:: Action item ::
Only lines holding the word "this" should be copied from the material.

:: Records ::
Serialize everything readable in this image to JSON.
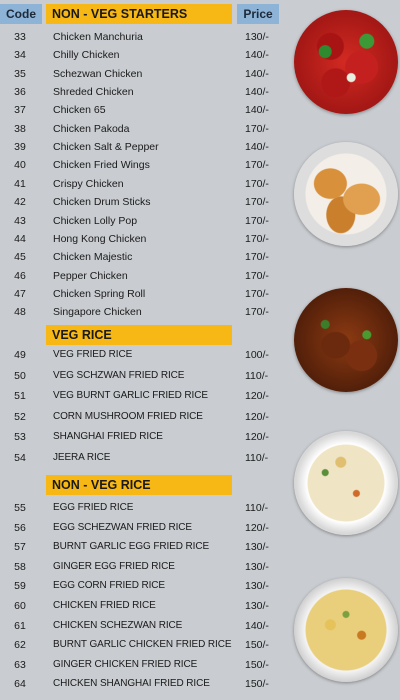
{
  "header": {
    "code": "Code",
    "price": "Price"
  },
  "sections": {
    "nonveg_starters": {
      "title": "NON - VEG STARTERS",
      "items": [
        {
          "code": "33",
          "name": "Chicken Manchuria",
          "price": "130/-"
        },
        {
          "code": "34",
          "name": "Chilly Chicken",
          "price": "140/-"
        },
        {
          "code": "35",
          "name": "Schezwan Chicken",
          "price": "140/-"
        },
        {
          "code": "36",
          "name": "Shreded Chicken",
          "price": "140/-"
        },
        {
          "code": "37",
          "name": "Chicken 65",
          "price": "140/-"
        },
        {
          "code": "38",
          "name": "Chicken Pakoda",
          "price": "170/-"
        },
        {
          "code": "39",
          "name": "Chicken Salt & Pepper",
          "price": "140/-"
        },
        {
          "code": "40",
          "name": "Chicken Fried Wings",
          "price": "170/-"
        },
        {
          "code": "41",
          "name": "Crispy Chicken",
          "price": "170/-"
        },
        {
          "code": "42",
          "name": "Chicken Drum Sticks",
          "price": "170/-"
        },
        {
          "code": "43",
          "name": "Chicken Lolly Pop",
          "price": "170/-"
        },
        {
          "code": "44",
          "name": "Hong Kong Chicken",
          "price": "170/-"
        },
        {
          "code": "45",
          "name": "Chicken Majestic",
          "price": "170/-"
        },
        {
          "code": "46",
          "name": "Pepper Chicken",
          "price": "170/-"
        },
        {
          "code": "47",
          "name": "Chicken Spring Roll",
          "price": "170/-"
        },
        {
          "code": "48",
          "name": "Singapore Chicken",
          "price": "170/-"
        }
      ]
    },
    "veg_rice": {
      "title": "VEG RICE",
      "items": [
        {
          "code": "49",
          "name": "VEG FRIED RICE",
          "price": "100/-"
        },
        {
          "code": "50",
          "name": "VEG SCHZWAN FRIED RICE",
          "price": "110/-"
        },
        {
          "code": "51",
          "name": "VEG BURNT GARLIC FRIED RICE",
          "price": "120/-"
        },
        {
          "code": "52",
          "name": " CORN MUSHROOM FRIED RICE",
          "price": "120/-"
        },
        {
          "code": "53",
          "name": "SHANGHAI FRIED RICE",
          "price": "120/-"
        },
        {
          "code": "54",
          "name": "JEERA RICE",
          "price": "110/-"
        }
      ]
    },
    "nonveg_rice": {
      "title": "NON - VEG RICE",
      "items": [
        {
          "code": "55",
          "name": "EGG FRIED RICE",
          "price": "110/-"
        },
        {
          "code": "56",
          "name": "EGG SCHEZWAN FRIED RICE",
          "price": "120/-"
        },
        {
          "code": "57",
          "name": "BURNT GARLIC EGG FRIED RICE",
          "price": "130/-"
        },
        {
          "code": "58",
          "name": "GINGER EGG FRIED RICE",
          "price": "130/-"
        },
        {
          "code": "59",
          "name": "EGG CORN FRIED RICE",
          "price": "130/-"
        },
        {
          "code": "60",
          "name": "CHICKEN FRIED RICE",
          "price": "130/-"
        },
        {
          "code": "61",
          "name": "CHICKEN SCHEZWAN RICE",
          "price": "140/-"
        },
        {
          "code": "62",
          "name": "BURNT GARLIC CHICKEN FRIED RICE",
          "price": "150/-"
        },
        {
          "code": "63",
          "name": "GINGER CHICKEN FRIED RICE",
          "price": "150/-"
        },
        {
          "code": "64",
          "name": "CHICKEN SHANGHAI FRIED RICE",
          "price": "150/-"
        }
      ]
    }
  },
  "colors": {
    "background": "#c9ccd0",
    "section_bar": "#f7b715",
    "header_blue": "#8db3d6"
  }
}
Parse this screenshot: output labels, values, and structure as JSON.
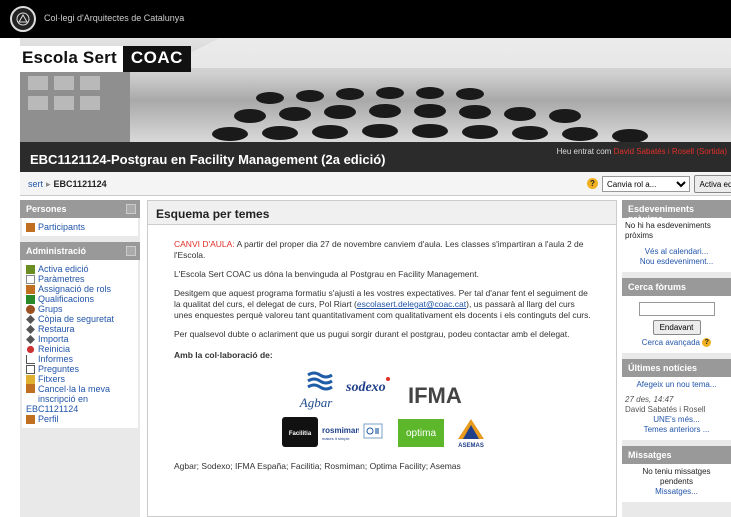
{
  "top": {
    "org_name": "Col·legi d'Arquitectes de Catalunya"
  },
  "banner": {
    "title_part1": "Escola Sert",
    "title_part2": "COAC"
  },
  "course": {
    "title": "EBC1121124-Postgrau en Facility Management (2a edició)",
    "login_prefix": "Heu entrat com",
    "login_user": "David Sabatés i Rosell",
    "login_suffix": "(Sortida)"
  },
  "nav": {
    "crumb_home": "sert",
    "crumb_sep": "▸",
    "crumb_current": "EBC1121124",
    "role_select_value": "Canvia rol a...",
    "edit_button": "Activa edició"
  },
  "left": {
    "people_title": "Persones",
    "participants": "Participants",
    "admin_title": "Administració",
    "admin_items": [
      {
        "label": "Activa edició",
        "icon": "pencil-icon",
        "color": "#6b8e23"
      },
      {
        "label": "Paràmetres",
        "icon": "document-icon",
        "color": "#888888"
      },
      {
        "label": "Assignació de rols",
        "icon": "people-icon",
        "color": "#c07020"
      },
      {
        "label": "Qualificacions",
        "icon": "grades-icon",
        "color": "#2a8a2a"
      },
      {
        "label": "Grups",
        "icon": "groups-icon",
        "color": "#9a5020"
      },
      {
        "label": "Còpia de seguretat",
        "icon": "backup-icon",
        "color": "#555555"
      },
      {
        "label": "Restaura",
        "icon": "restore-icon",
        "color": "#555555"
      },
      {
        "label": "Importa",
        "icon": "import-icon",
        "color": "#555555"
      },
      {
        "label": "Reinicia",
        "icon": "reset-icon",
        "color": "#cc3333"
      },
      {
        "label": "Informes",
        "icon": "chart-icon",
        "color": "#555555"
      },
      {
        "label": "Preguntes",
        "icon": "questions-icon",
        "color": "#555555"
      },
      {
        "label": "Fitxers",
        "icon": "folder-icon",
        "color": "#e0b030"
      }
    ],
    "unenrol_line1": "Cancel·la la meva",
    "unenrol_line2": "inscripció en",
    "unenrol_line3": "EBC1121124",
    "profile": "Perfil"
  },
  "main": {
    "heading": "Esquema per temes",
    "notice_label": "CANVI D'AULA:",
    "notice_text": " A partir del proper dia 27 de novembre canviem d'aula. Les classes s'impartiran a l'aula 2 de l'Escola.",
    "p_welcome": "L'Escola Sert COAC us dóna la benvinguda al Postgrau en Facility Management.",
    "p_desire_1": "Desitgem que aquest programa formatiu s'ajusti a les vostres expectatives. Per tal d'anar fent el seguiment de la qualitat del curs, el delegat de curs, Pol Riart (",
    "p_desire_email": "escolasert.delegat@coac.cat",
    "p_desire_2": "), us passarà al llarg del curs unes enquestes perquè valoreu tant quantitativament com qualitativament els docents i els continguts del curs.",
    "p_doubts": "Per qualsevol dubte o aclariment que us pugui sorgir durant el postgrau, podeu contactar amb el delegat.",
    "collab_title": "Amb la col·laboració de:",
    "logos": {
      "agbar": "Agbar",
      "sodexo": "sodexo",
      "ifma": "IFMA",
      "facilitia": "Facilitia",
      "rosmiman": "rosmiman",
      "rosmiman_tag": "makes it simple",
      "optima": "optima",
      "asemas": "ASEMAS"
    },
    "sponsors_line": "Agbar; Sodexo; IFMA España; Facilitia; Rosmiman; Optima Facility; Asemas"
  },
  "right": {
    "events_title": "Esdeveniments pròxims",
    "events_none": "No hi ha esdeveniments pròxims",
    "events_calendar": "Vés al calendari...",
    "events_new": "Nou esdeveniment...",
    "forum_title": "Cerca fòrums",
    "forum_button": "Endavant",
    "forum_advanced": "Cerca avançada",
    "news_title": "Últimes notícies",
    "news_add": "Afegeix un nou tema...",
    "news_date": "27 des, 14:47",
    "news_author": "David Sabatés i Rosell",
    "news_more": "UNE's més...",
    "news_older": "Temes anteriors ...",
    "msg_title": "Missatges",
    "msg_none": "No teniu missatges pendents",
    "msg_link": "Missatges..."
  },
  "colors": {
    "accent_red": "#e0302a",
    "link_blue": "#2255aa",
    "block_header": "#999999"
  }
}
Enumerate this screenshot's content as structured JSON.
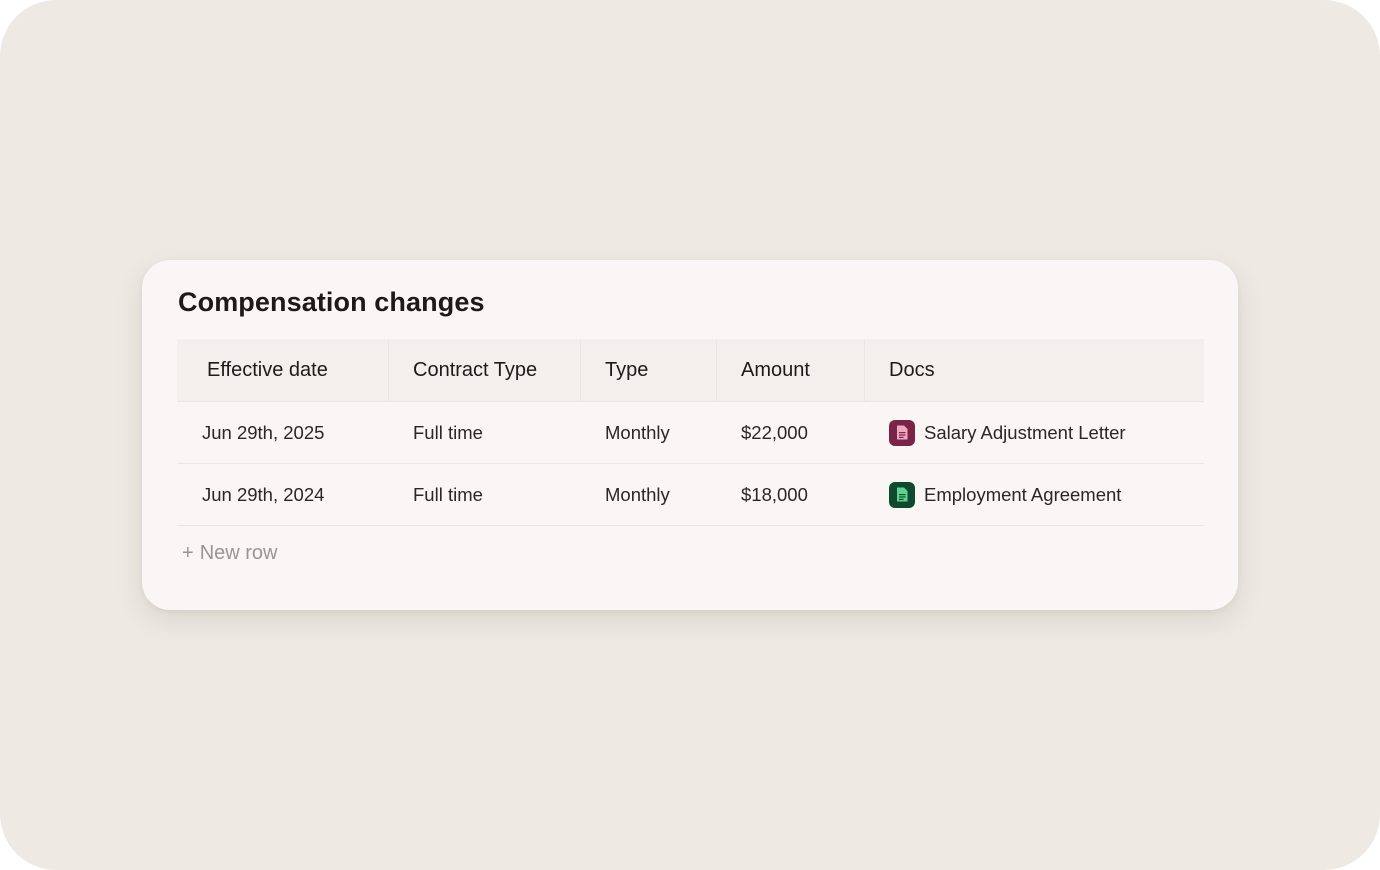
{
  "card": {
    "title": "Compensation changes"
  },
  "table": {
    "columns": [
      "Effective date",
      "Contract Type",
      "Type",
      "Amount",
      "Docs"
    ],
    "rows": [
      {
        "effective_date": "Jun 29th, 2025",
        "contract_type": "Full time",
        "type": "Monthly",
        "amount": "$22,000",
        "doc": {
          "label": "Salary Adjustment Letter",
          "icon": "document-icon",
          "color": "#7a2447",
          "glyph_color": "#f0a6c2"
        }
      },
      {
        "effective_date": "Jun 29th, 2024",
        "contract_type": "Full time",
        "type": "Monthly",
        "amount": "$18,000",
        "doc": {
          "label": "Employment Agreement",
          "icon": "document-icon",
          "color": "#0f4a2e",
          "glyph_color": "#5fd08e"
        }
      }
    ]
  },
  "new_row": {
    "plus": "+",
    "label": "New row"
  },
  "colors": {
    "background": "#eee9e3",
    "card": "#f9f6f5",
    "header_row": "#f3efed",
    "text": "#1d1b19",
    "muted": "#9a9592"
  }
}
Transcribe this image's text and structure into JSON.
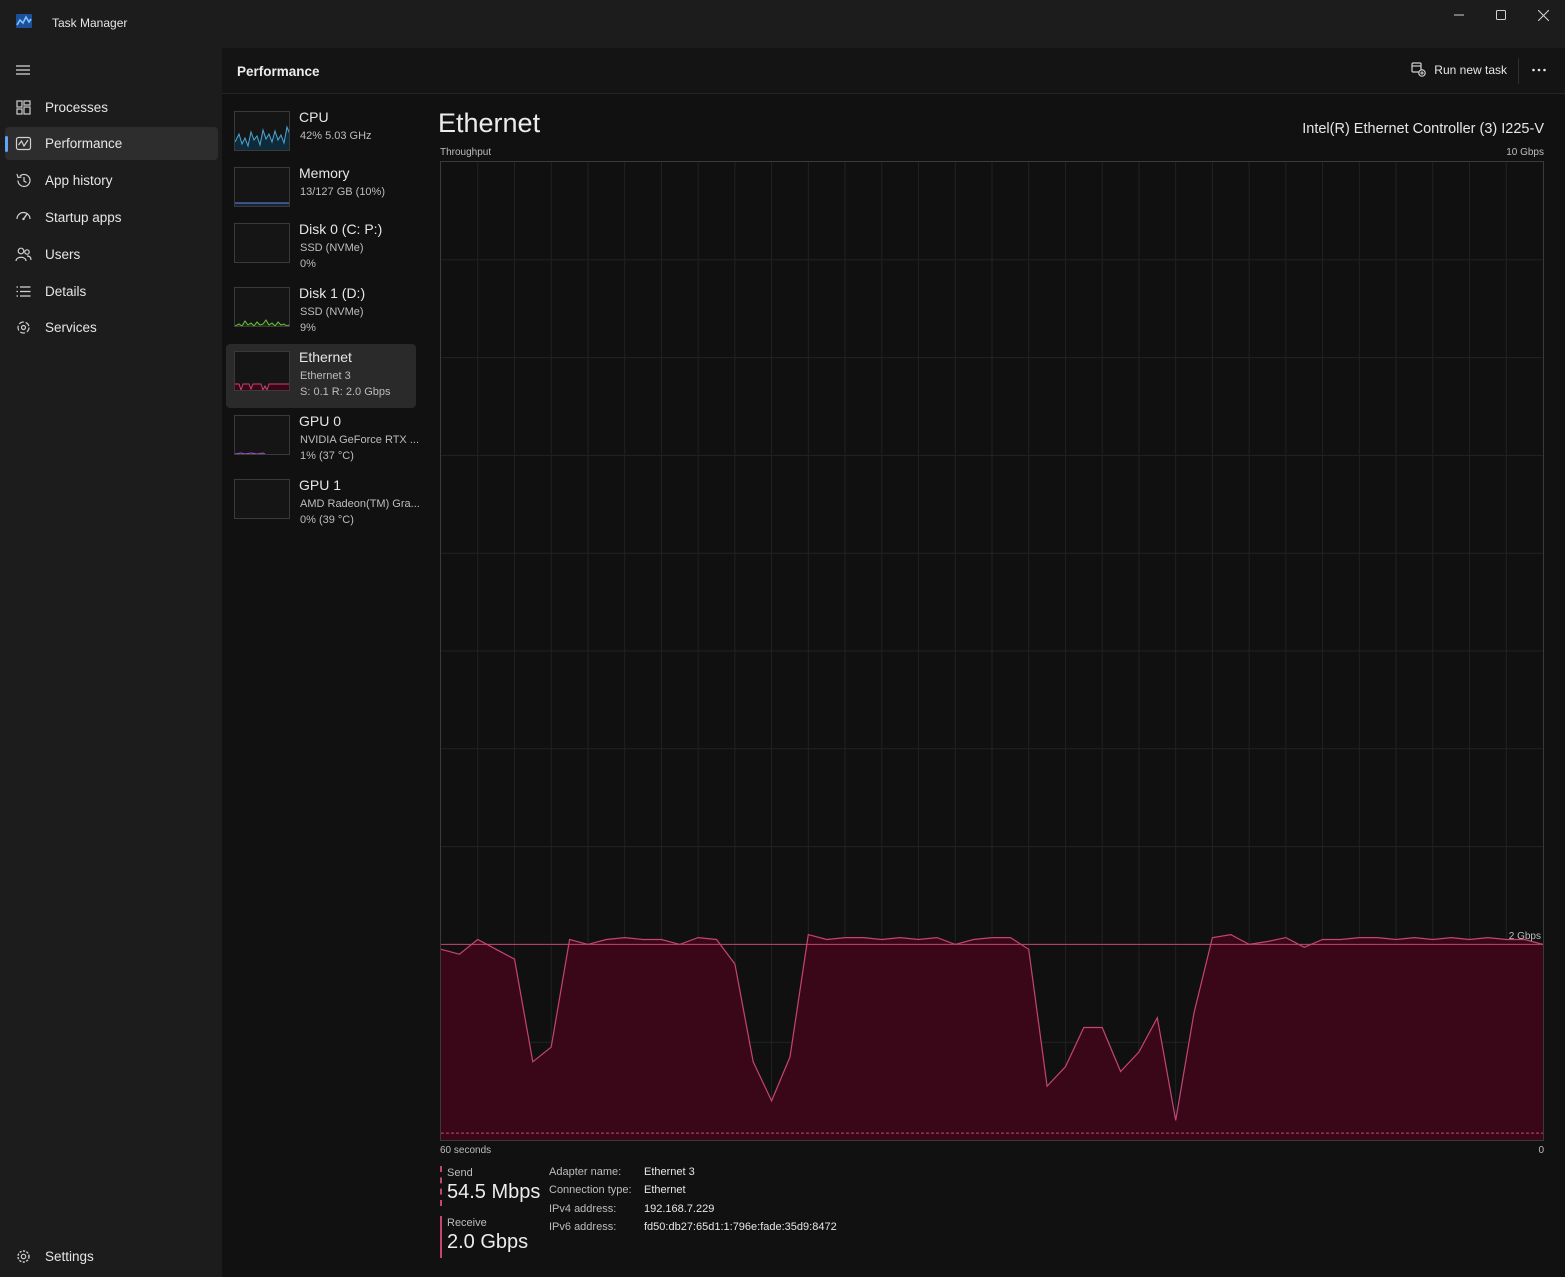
{
  "window": {
    "title": "Task Manager"
  },
  "nav": {
    "items": [
      {
        "label": "Processes",
        "icon": "processes-icon"
      },
      {
        "label": "Performance",
        "icon": "performance-icon",
        "active": true
      },
      {
        "label": "App history",
        "icon": "history-icon"
      },
      {
        "label": "Startup apps",
        "icon": "startup-icon"
      },
      {
        "label": "Users",
        "icon": "users-icon"
      },
      {
        "label": "Details",
        "icon": "details-icon"
      },
      {
        "label": "Services",
        "icon": "services-icon"
      }
    ],
    "settings_label": "Settings"
  },
  "header": {
    "title": "Performance",
    "run_new_task": "Run new task"
  },
  "devices": [
    {
      "name": "CPU",
      "sub1": "42%  5.03 GHz",
      "sub2": "",
      "color": "#4aa8d8"
    },
    {
      "name": "Memory",
      "sub1": "13/127 GB (10%)",
      "sub2": "",
      "color": "#5b8cd6"
    },
    {
      "name": "Disk 0 (C: P:)",
      "sub1": "SSD (NVMe)",
      "sub2": "0%",
      "color": "#6dbf3f"
    },
    {
      "name": "Disk 1 (D:)",
      "sub1": "SSD (NVMe)",
      "sub2": "9%",
      "color": "#6dbf3f"
    },
    {
      "name": "Ethernet",
      "sub1": "Ethernet 3",
      "sub2": "S: 0.1  R: 2.0 Gbps",
      "color": "#c44475",
      "active": true
    },
    {
      "name": "GPU 0",
      "sub1": "NVIDIA GeForce RTX ...",
      "sub2": "1%  (37 °C)",
      "color": "#a855d8"
    },
    {
      "name": "GPU 1",
      "sub1": "AMD Radeon(TM) Gra...",
      "sub2": "0%  (39 °C)",
      "color": "#a855d8"
    }
  ],
  "main": {
    "title": "Ethernet",
    "adapter_model": "Intel(R) Ethernet Controller (3) I225-V",
    "graph_label": "Throughput",
    "graph_max": "10 Gbps",
    "graph_ref": "2 Gbps",
    "time_left": "60 seconds",
    "time_right": "0",
    "send_label": "Send",
    "send_value": "54.5 Mbps",
    "receive_label": "Receive",
    "receive_value": "2.0 Gbps",
    "properties": [
      {
        "key": "Adapter name:",
        "value": "Ethernet 3"
      },
      {
        "key": "Connection type:",
        "value": "Ethernet"
      },
      {
        "key": "IPv4 address:",
        "value": "192.168.7.229"
      },
      {
        "key": "IPv6 address:",
        "value": "fd50:db27:65d1:1:796e:fade:35d9:8472"
      }
    ]
  },
  "chart_data": {
    "type": "area",
    "x_label": "60 seconds",
    "ylim": [
      0,
      10
    ],
    "y_unit": "Gbps",
    "reference_line": 2,
    "colors": {
      "line": "#c44475",
      "fill": "#3a0718",
      "grid": "#222222"
    },
    "series": [
      {
        "name": "Receive",
        "x": [
          0,
          1,
          2,
          3,
          4,
          5,
          6,
          7,
          8,
          9,
          10,
          11,
          12,
          13,
          14,
          15,
          16,
          17,
          18,
          19,
          20,
          21,
          22,
          23,
          24,
          25,
          26,
          27,
          28,
          29,
          30,
          31,
          32,
          33,
          34,
          35,
          36,
          37,
          38,
          39,
          40,
          41,
          42,
          43,
          44,
          45,
          46,
          47,
          48,
          49,
          50,
          51,
          52,
          53,
          54,
          55,
          56,
          57,
          58,
          59,
          60
        ],
        "values": [
          1.95,
          1.9,
          2.05,
          1.95,
          1.85,
          0.8,
          0.95,
          2.05,
          2.0,
          2.05,
          2.07,
          2.05,
          2.05,
          2.0,
          2.07,
          2.05,
          1.8,
          0.8,
          0.4,
          0.85,
          2.1,
          2.05,
          2.07,
          2.07,
          2.05,
          2.07,
          2.05,
          2.07,
          2.0,
          2.05,
          2.07,
          2.07,
          1.95,
          0.55,
          0.75,
          1.15,
          1.15,
          0.7,
          0.9,
          1.25,
          0.2,
          1.3,
          2.07,
          2.1,
          2.0,
          2.03,
          2.07,
          1.97,
          2.05,
          2.05,
          2.07,
          2.07,
          2.05,
          2.07,
          2.05,
          2.07,
          2.05,
          2.07,
          2.05,
          2.05,
          2.0
        ]
      },
      {
        "name": "Send",
        "x": [
          0,
          60
        ],
        "values": [
          0.05,
          0.05
        ]
      }
    ]
  }
}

:: The answer ::
Serialize everything readable in this image to JSON.
Parse this screenshot: output labels, values, and structure as JSON.
Enumerate this screenshot's content as structured JSON.
Transcribe this image's text and structure into JSON.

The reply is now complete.